== Task to carry out ==
Find and copy the lines in the records beneath this task that contain the word "time".

== Stored data ==

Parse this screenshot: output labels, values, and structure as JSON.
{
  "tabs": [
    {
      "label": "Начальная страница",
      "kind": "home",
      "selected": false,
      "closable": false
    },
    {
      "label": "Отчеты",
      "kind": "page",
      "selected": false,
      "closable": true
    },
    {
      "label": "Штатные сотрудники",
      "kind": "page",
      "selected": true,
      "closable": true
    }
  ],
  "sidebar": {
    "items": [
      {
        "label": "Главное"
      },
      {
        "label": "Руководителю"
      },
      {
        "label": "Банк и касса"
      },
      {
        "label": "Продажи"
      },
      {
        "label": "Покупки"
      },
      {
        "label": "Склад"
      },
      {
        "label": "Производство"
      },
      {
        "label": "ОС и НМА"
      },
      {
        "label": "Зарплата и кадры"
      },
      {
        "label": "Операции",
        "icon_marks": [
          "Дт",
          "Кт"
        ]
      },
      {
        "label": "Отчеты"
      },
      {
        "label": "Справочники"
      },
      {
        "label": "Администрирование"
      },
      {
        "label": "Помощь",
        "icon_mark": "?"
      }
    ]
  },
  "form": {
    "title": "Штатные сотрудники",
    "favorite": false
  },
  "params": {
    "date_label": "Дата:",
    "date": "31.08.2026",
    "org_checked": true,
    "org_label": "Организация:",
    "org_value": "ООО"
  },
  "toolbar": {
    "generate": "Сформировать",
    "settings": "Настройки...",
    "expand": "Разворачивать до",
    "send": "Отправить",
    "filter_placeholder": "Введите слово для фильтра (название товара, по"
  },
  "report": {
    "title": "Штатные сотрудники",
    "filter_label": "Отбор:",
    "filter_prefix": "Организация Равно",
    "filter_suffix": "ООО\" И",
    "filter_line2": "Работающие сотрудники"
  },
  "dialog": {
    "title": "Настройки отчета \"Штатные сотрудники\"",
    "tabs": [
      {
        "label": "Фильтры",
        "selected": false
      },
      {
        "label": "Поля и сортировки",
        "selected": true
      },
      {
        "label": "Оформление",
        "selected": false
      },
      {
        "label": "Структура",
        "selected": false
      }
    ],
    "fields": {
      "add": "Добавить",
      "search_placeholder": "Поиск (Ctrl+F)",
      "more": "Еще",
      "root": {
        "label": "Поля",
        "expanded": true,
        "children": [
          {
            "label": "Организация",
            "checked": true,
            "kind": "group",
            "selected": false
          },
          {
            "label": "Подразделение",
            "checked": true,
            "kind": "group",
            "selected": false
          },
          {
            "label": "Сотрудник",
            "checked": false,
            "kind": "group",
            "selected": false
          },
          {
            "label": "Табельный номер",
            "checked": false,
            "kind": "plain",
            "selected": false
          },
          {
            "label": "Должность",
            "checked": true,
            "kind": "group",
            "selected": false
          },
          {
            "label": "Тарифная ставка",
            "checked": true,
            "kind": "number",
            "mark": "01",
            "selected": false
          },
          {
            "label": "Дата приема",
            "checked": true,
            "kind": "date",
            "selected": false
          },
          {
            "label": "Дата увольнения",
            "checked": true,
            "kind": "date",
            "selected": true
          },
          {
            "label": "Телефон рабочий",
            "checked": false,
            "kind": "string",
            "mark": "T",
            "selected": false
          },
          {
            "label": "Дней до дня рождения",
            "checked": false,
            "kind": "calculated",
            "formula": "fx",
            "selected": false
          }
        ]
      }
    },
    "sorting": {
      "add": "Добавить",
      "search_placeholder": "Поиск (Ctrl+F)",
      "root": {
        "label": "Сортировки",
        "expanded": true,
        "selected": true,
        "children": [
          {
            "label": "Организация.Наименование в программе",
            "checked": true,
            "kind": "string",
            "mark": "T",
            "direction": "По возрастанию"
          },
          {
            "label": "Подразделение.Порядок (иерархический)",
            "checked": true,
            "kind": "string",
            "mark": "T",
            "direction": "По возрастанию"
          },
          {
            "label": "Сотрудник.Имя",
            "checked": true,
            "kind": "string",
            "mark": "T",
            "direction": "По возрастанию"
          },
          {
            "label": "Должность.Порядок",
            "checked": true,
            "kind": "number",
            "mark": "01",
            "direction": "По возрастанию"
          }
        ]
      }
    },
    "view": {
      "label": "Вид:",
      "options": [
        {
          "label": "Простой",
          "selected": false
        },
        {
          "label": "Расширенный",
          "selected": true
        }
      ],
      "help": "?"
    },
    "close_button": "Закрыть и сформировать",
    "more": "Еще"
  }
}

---

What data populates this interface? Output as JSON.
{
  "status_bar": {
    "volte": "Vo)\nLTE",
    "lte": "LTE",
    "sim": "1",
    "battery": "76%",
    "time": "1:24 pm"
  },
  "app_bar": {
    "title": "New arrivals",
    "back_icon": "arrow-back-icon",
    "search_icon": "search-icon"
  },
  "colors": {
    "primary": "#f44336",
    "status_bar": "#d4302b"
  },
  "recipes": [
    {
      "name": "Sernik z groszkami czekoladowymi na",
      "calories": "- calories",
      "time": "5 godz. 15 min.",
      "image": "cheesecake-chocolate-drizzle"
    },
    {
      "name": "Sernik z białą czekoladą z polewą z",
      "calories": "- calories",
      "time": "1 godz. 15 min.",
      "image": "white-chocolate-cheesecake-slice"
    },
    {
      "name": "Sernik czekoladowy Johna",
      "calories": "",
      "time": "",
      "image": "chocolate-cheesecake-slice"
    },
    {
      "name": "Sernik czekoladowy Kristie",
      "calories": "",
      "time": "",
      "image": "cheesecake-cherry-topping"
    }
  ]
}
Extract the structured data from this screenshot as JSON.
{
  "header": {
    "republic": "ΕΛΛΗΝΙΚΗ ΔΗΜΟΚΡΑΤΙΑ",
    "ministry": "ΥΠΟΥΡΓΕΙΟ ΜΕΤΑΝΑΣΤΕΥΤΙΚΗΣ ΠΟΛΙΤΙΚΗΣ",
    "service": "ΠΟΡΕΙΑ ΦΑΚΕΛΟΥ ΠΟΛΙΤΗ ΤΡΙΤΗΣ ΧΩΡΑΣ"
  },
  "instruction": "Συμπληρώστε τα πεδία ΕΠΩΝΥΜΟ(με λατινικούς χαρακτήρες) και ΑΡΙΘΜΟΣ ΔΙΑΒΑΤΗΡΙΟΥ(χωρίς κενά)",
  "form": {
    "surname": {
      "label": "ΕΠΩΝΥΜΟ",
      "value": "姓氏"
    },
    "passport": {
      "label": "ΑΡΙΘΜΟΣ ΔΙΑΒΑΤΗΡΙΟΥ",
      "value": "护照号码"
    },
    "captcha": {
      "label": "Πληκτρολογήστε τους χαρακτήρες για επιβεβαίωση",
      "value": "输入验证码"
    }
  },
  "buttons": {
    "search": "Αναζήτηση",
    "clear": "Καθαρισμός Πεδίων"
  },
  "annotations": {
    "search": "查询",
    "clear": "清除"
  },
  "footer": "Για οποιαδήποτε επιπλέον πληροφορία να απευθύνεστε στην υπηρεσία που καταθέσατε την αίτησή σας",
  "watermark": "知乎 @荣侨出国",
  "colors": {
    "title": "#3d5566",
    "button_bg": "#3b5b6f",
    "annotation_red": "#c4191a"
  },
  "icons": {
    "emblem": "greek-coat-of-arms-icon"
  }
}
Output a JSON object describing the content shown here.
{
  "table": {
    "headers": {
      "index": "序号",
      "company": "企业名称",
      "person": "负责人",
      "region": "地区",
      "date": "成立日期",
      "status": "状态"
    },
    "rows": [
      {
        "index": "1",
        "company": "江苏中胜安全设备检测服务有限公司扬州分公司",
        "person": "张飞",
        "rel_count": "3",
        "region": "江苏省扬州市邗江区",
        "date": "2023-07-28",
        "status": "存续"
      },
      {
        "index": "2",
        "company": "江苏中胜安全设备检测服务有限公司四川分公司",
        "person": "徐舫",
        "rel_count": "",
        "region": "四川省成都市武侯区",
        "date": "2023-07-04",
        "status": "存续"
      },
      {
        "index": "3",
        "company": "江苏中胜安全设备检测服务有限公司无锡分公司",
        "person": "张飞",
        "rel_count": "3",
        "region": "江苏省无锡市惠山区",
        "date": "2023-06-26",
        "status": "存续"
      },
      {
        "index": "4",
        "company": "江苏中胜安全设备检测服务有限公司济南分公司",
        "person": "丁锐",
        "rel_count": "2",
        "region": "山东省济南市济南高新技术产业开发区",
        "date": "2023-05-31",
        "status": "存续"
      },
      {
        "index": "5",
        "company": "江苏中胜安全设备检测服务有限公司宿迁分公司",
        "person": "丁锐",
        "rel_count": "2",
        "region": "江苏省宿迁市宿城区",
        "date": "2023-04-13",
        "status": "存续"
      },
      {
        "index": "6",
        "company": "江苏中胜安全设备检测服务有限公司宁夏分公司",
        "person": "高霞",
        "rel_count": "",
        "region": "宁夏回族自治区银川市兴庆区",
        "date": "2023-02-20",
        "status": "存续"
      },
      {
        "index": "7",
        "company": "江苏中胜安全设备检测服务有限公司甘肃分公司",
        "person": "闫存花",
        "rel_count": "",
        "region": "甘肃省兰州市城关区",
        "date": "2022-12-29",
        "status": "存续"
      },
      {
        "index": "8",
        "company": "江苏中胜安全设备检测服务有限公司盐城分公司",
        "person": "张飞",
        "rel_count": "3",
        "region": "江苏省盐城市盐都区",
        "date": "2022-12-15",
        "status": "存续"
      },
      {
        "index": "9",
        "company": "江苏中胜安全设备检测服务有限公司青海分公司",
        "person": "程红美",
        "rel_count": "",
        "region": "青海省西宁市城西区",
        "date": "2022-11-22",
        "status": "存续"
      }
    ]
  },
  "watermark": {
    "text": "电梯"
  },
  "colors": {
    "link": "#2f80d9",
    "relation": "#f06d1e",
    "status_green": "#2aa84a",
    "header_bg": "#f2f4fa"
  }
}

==

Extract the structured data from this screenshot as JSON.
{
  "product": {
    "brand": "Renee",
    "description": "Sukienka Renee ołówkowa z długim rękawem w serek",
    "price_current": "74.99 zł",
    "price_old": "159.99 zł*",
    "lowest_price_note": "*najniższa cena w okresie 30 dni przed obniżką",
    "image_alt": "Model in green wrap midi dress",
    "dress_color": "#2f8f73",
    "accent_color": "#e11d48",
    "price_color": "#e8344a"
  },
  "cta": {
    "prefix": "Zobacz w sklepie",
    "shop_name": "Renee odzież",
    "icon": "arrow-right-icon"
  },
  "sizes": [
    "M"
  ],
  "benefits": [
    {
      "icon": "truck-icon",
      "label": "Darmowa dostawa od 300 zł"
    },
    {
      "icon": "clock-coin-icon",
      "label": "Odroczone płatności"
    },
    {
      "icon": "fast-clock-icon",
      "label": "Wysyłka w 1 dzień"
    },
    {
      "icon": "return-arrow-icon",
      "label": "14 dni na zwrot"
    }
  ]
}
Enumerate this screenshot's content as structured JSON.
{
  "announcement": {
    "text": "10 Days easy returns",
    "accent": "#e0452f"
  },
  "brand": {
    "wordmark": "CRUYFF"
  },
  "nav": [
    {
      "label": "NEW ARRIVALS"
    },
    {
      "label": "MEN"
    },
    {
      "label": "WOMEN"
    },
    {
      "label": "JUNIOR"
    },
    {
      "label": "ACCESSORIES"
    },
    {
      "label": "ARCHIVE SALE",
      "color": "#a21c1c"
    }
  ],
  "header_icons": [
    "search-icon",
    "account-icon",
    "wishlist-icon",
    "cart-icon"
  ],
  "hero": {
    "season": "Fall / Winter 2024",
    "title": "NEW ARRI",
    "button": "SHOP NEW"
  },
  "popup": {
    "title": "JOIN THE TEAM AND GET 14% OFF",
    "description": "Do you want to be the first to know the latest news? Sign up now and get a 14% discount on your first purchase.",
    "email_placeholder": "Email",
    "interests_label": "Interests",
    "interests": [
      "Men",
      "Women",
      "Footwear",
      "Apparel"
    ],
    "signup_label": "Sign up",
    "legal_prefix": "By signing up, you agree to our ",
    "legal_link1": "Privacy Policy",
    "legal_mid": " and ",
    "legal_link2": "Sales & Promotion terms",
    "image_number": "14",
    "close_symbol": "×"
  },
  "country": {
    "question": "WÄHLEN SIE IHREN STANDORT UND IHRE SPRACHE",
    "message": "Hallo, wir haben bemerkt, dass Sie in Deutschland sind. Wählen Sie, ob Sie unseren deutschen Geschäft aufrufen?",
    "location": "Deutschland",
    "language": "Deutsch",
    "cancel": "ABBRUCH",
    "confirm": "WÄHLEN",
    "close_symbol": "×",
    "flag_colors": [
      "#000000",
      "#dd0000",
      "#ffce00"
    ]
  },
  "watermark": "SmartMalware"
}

== Exercise solution ==
    "time": "1:24 pm"
      "time": "5 godz. 15 min.",
      "time": "1 godz. 15 min.",
      "time": "",
      "time": "",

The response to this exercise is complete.